WHAT IS NEEDED:
The lines wanted are those in the data below that include "find".

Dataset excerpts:

:::::

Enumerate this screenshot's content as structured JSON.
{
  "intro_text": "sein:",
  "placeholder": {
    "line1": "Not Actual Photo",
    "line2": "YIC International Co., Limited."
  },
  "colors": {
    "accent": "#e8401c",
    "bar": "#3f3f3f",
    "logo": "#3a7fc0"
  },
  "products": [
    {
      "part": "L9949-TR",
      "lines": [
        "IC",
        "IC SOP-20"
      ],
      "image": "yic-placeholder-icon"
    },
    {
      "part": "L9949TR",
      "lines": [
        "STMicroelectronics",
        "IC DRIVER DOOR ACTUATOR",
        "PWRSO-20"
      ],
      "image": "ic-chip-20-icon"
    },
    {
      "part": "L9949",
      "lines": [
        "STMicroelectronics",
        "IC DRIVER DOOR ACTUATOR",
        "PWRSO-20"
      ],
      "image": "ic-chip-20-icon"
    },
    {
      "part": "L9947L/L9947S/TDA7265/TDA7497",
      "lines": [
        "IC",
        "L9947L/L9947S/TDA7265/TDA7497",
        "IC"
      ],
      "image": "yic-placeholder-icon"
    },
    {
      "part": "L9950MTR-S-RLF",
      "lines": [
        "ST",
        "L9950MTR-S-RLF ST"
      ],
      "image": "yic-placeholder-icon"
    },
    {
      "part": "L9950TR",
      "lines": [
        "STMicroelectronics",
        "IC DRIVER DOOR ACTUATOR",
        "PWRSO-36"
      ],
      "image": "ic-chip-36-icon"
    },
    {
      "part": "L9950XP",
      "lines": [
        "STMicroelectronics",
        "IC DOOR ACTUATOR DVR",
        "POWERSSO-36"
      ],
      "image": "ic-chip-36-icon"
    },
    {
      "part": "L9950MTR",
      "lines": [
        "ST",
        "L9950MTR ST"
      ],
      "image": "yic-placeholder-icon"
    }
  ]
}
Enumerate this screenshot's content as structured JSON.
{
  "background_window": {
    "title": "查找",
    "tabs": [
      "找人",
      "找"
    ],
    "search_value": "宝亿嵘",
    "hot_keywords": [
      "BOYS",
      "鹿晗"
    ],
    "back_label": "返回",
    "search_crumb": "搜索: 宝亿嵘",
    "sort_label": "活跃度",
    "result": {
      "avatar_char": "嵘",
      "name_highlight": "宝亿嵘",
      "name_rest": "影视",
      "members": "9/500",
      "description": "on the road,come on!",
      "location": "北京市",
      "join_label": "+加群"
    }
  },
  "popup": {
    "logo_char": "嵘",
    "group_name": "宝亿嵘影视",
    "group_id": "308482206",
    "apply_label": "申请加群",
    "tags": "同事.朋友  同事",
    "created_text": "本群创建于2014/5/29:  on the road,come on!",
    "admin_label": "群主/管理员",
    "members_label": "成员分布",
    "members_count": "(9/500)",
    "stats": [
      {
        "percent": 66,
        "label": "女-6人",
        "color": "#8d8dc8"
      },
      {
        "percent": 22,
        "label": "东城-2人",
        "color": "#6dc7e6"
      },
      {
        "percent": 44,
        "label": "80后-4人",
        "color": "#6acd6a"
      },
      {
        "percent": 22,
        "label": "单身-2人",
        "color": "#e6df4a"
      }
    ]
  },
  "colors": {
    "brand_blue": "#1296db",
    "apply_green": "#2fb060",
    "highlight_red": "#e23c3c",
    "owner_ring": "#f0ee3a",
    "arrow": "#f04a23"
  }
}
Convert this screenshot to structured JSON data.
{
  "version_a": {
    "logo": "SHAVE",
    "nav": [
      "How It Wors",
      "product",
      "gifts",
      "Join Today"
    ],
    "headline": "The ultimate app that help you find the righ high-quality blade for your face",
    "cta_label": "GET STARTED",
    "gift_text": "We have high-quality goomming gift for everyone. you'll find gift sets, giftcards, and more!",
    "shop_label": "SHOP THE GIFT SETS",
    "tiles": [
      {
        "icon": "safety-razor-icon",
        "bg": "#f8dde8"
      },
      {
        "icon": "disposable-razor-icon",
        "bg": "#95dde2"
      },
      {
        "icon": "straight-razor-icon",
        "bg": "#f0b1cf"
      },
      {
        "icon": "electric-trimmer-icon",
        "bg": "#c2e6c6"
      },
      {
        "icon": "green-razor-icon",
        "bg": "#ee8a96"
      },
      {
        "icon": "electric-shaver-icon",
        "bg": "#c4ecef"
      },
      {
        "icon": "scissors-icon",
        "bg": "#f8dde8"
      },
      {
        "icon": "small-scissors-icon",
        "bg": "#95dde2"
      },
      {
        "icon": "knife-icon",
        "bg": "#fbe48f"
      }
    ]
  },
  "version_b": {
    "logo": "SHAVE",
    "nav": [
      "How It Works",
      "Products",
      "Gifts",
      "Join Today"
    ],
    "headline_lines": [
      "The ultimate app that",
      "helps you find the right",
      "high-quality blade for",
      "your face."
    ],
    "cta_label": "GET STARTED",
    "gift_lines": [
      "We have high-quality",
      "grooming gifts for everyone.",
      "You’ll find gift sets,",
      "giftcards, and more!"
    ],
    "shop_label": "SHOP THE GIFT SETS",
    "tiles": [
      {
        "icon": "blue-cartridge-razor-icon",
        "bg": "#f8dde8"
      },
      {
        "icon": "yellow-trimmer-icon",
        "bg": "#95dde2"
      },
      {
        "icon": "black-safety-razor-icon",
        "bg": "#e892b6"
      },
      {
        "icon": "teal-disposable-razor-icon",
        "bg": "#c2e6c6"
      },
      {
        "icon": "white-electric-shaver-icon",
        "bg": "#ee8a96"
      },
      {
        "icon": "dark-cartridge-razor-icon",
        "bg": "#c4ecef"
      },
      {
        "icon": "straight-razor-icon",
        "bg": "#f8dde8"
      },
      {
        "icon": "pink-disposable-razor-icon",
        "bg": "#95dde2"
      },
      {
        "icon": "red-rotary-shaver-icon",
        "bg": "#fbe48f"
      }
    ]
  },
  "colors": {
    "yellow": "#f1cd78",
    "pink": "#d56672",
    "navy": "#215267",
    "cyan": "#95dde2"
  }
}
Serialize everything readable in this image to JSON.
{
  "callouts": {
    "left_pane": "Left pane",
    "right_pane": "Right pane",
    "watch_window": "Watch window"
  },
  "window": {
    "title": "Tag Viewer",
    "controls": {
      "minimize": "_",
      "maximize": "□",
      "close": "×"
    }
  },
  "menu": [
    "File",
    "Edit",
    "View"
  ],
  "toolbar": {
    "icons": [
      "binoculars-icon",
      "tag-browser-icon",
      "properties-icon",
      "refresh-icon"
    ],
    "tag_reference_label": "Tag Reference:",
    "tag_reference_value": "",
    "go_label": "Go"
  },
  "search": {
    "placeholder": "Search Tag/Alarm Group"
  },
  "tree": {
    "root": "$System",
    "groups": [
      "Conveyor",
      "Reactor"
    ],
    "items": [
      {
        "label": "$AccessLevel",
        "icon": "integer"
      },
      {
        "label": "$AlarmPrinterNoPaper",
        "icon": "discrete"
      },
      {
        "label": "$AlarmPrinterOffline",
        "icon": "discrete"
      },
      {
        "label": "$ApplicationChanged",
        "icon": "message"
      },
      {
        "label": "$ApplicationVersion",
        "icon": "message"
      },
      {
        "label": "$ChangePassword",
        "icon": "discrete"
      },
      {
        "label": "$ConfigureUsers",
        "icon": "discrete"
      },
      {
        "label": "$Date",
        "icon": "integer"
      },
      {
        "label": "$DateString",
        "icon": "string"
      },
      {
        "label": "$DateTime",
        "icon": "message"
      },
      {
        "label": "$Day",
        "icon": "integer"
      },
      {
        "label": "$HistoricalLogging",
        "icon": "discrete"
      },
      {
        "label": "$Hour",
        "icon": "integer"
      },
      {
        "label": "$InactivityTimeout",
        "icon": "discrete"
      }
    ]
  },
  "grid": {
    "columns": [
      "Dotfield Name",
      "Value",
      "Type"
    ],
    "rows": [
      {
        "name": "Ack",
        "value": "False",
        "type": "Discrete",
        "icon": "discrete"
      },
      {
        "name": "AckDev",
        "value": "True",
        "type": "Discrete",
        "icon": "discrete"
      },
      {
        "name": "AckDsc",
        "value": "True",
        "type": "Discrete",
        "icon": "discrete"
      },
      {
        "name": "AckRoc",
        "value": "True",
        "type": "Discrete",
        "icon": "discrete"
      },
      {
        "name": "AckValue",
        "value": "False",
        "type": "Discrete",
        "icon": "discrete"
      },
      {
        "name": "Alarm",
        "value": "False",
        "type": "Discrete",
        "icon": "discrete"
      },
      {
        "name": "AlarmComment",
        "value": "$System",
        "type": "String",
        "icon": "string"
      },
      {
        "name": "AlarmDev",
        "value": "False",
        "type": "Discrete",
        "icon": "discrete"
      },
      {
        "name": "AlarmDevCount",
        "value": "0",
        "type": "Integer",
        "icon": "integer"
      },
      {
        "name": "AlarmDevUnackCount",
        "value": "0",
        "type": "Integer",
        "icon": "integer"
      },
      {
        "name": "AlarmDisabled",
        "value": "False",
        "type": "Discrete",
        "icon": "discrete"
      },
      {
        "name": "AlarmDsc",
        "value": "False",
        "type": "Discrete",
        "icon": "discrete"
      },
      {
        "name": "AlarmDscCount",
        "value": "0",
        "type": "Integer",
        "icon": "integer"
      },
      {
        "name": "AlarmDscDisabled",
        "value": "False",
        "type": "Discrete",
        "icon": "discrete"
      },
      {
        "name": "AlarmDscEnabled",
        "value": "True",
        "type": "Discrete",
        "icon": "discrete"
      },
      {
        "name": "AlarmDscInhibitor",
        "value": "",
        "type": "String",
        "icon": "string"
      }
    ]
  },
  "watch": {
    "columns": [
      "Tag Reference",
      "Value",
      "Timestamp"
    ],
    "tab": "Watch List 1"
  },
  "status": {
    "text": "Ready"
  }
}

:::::

EXERCISE RESPONSE:
    "headline": "The ultimate app that help you find the righ high-quality blade for your face",
    "gift_text": "We have high-quality goomming gift for everyone. you'll find gift sets, giftcards, and more!",
      "helps you find the right",
      "You’ll find gift sets,",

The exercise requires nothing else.